* **Excerpts from an interface dataset**:
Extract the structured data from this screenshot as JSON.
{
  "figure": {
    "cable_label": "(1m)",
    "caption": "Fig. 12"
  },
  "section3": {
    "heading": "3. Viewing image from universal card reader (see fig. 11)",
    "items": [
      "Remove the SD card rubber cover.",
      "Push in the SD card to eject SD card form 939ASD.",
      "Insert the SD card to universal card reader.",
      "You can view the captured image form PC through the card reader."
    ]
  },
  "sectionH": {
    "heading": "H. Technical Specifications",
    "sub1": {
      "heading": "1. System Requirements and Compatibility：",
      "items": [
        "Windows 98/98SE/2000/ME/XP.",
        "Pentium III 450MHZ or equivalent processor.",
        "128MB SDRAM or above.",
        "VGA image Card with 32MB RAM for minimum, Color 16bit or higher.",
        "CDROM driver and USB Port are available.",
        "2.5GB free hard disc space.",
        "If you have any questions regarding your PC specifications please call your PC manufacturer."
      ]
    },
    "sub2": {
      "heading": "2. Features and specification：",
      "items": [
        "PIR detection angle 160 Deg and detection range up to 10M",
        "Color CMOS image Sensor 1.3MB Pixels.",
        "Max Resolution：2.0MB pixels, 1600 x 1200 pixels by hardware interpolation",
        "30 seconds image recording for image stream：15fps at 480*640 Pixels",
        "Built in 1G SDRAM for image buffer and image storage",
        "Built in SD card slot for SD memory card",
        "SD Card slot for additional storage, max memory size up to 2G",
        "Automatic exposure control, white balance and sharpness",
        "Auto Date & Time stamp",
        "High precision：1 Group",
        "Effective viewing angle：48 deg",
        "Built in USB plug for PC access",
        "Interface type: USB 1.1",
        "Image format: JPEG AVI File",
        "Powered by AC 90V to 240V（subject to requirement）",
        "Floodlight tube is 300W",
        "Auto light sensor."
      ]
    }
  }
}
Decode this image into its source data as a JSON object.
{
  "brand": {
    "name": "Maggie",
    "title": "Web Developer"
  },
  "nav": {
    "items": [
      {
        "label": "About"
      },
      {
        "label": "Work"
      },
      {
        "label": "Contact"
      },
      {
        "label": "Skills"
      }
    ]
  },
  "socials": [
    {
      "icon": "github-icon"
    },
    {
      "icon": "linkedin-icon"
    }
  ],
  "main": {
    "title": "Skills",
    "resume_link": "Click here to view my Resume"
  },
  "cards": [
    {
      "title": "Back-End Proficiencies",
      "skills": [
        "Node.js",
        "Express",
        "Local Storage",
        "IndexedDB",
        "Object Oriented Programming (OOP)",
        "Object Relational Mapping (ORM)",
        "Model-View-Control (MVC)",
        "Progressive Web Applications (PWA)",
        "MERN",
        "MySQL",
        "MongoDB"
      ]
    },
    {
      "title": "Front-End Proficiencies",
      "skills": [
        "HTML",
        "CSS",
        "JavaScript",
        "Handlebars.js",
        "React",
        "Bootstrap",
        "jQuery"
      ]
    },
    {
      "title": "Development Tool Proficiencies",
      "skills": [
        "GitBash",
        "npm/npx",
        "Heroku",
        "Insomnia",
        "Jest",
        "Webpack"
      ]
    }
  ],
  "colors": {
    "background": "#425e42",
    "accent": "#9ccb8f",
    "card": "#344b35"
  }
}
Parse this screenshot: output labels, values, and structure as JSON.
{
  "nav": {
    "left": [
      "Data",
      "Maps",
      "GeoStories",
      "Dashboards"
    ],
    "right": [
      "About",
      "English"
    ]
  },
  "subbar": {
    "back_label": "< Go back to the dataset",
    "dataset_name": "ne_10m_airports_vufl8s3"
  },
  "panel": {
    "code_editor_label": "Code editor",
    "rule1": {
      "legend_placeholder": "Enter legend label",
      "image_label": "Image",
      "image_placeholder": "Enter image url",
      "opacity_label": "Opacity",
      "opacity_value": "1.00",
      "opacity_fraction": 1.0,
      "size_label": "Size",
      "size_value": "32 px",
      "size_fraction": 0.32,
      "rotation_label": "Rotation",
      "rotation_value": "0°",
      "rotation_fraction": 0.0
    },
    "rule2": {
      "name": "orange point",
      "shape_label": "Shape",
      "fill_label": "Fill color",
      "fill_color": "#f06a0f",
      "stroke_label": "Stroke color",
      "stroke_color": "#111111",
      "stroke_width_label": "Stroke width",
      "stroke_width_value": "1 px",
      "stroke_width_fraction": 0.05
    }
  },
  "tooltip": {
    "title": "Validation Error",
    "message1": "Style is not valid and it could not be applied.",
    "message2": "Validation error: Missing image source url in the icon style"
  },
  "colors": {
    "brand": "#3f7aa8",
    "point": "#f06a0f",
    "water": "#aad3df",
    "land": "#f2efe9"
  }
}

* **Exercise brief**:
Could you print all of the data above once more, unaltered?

* **Response to this exercise**:
Extract the structured data from this screenshot as JSON.
{
  "figure": {
    "cable_label": "(1m)",
    "caption": "Fig. 12"
  },
  "section3": {
    "heading": "3. Viewing image from universal card reader (see fig. 11)",
    "items": [
      "Remove the SD card rubber cover.",
      "Push in the SD card to eject SD card form 939ASD.",
      "Insert the SD card to universal card reader.",
      "You can view the captured image form PC through the card reader."
    ]
  },
  "sectionH": {
    "heading": "H. Technical Specifications",
    "sub1": {
      "heading": "1. System Requirements and Compatibility：",
      "items": [
        "Windows 98/98SE/2000/ME/XP.",
        "Pentium III 450MHZ or equivalent processor.",
        "128MB SDRAM or above.",
        "VGA image Card with 32MB RAM for minimum, Color 16bit or higher.",
        "CDROM driver and USB Port are available.",
        "2.5GB free hard disc space.",
        "If you have any questions regarding your PC specifications please call your PC manufacturer."
      ]
    },
    "sub2": {
      "heading": "2. Features and specification：",
      "items": [
        "PIR detection angle 160 Deg and detection range up to 10M",
        "Color CMOS image Sensor 1.3MB Pixels.",
        "Max Resolution：2.0MB pixels, 1600 x 1200 pixels by hardware interpolation",
        "30 seconds image recording for image stream：15fps at 480*640 Pixels",
        "Built in 1G SDRAM for image buffer and image storage",
        "Built in SD card slot for SD memory card",
        "SD Card slot for additional storage, max memory size up to 2G",
        "Automatic exposure control, white balance and sharpness",
        "Auto Date & Time stamp",
        "High precision：1 Group",
        "Effective viewing angle：48 deg",
        "Built in USB plug for PC access",
        "Interface type: USB 1.1",
        "Image format: JPEG AVI File",
        "Powered by AC 90V to 240V（subject to requirement）",
        "Floodlight tube is 300W",
        "Auto light sensor."
      ]
    }
  }
}
Decode this image into its source data as a JSON object.
{
  "brand": {
    "name": "Maggie",
    "title": "Web Developer"
  },
  "nav": {
    "items": [
      {
        "label": "About"
      },
      {
        "label": "Work"
      },
      {
        "label": "Contact"
      },
      {
        "label": "Skills"
      }
    ]
  },
  "socials": [
    {
      "icon": "github-icon"
    },
    {
      "icon": "linkedin-icon"
    }
  ],
  "main": {
    "title": "Skills",
    "resume_link": "Click here to view my Resume"
  },
  "cards": [
    {
      "title": "Back-End Proficiencies",
      "skills": [
        "Node.js",
        "Express",
        "Local Storage",
        "IndexedDB",
        "Object Oriented Programming (OOP)",
        "Object Relational Mapping (ORM)",
        "Model-View-Control (MVC)",
        "Progressive Web Applications (PWA)",
        "MERN",
        "MySQL",
        "MongoDB"
      ]
    },
    {
      "title": "Front-End Proficiencies",
      "skills": [
        "HTML",
        "CSS",
        "JavaScript",
        "Handlebars.js",
        "React",
        "Bootstrap",
        "jQuery"
      ]
    },
    {
      "title": "Development Tool Proficiencies",
      "skills": [
        "GitBash",
        "npm/npx",
        "Heroku",
        "Insomnia",
        "Jest",
        "Webpack"
      ]
    }
  ],
  "colors": {
    "background": "#425e42",
    "accent": "#9ccb8f",
    "card": "#344b35"
  }
}
Parse this screenshot: output labels, values, and structure as JSON.
{
  "nav": {
    "left": [
      "Data",
      "Maps",
      "GeoStories",
      "Dashboards"
    ],
    "right": [
      "About",
      "English"
    ]
  },
  "subbar": {
    "back_label": "< Go back to the dataset",
    "dataset_name": "ne_10m_airports_vufl8s3"
  },
  "panel": {
    "code_editor_label": "Code editor",
    "rule1": {
      "legend_placeholder": "Enter legend label",
      "image_label": "Image",
      "image_placeholder": "Enter image url",
      "opacity_label": "Opacity",
      "opacity_value": "1.00",
      "opacity_fraction": 1.0,
      "size_label": "Size",
      "size_value": "32 px",
      "size_fraction": 0.32,
      "rotation_label": "Rotation",
      "rotation_value": "0°",
      "rotation_fraction": 0.0
    },
    "rule2": {
      "name": "orange point",
      "shape_label": "Shape",
      "fill_label": "Fill color",
      "fill_color": "#f06a0f",
      "stroke_label": "Stroke color",
      "stroke_color": "#111111",
      "stroke_width_label": "Stroke width",
      "stroke_width_value": "1 px",
      "stroke_width_fraction": 0.05
    }
  },
  "tooltip": {
    "title": "Validation Error",
    "message1": "Style is not valid and it could not be applied.",
    "message2": "Validation error: Missing image source url in the icon style"
  },
  "colors": {
    "brand": "#3f7aa8",
    "point": "#f06a0f",
    "water": "#aad3df",
    "land": "#f2efe9"
  }
}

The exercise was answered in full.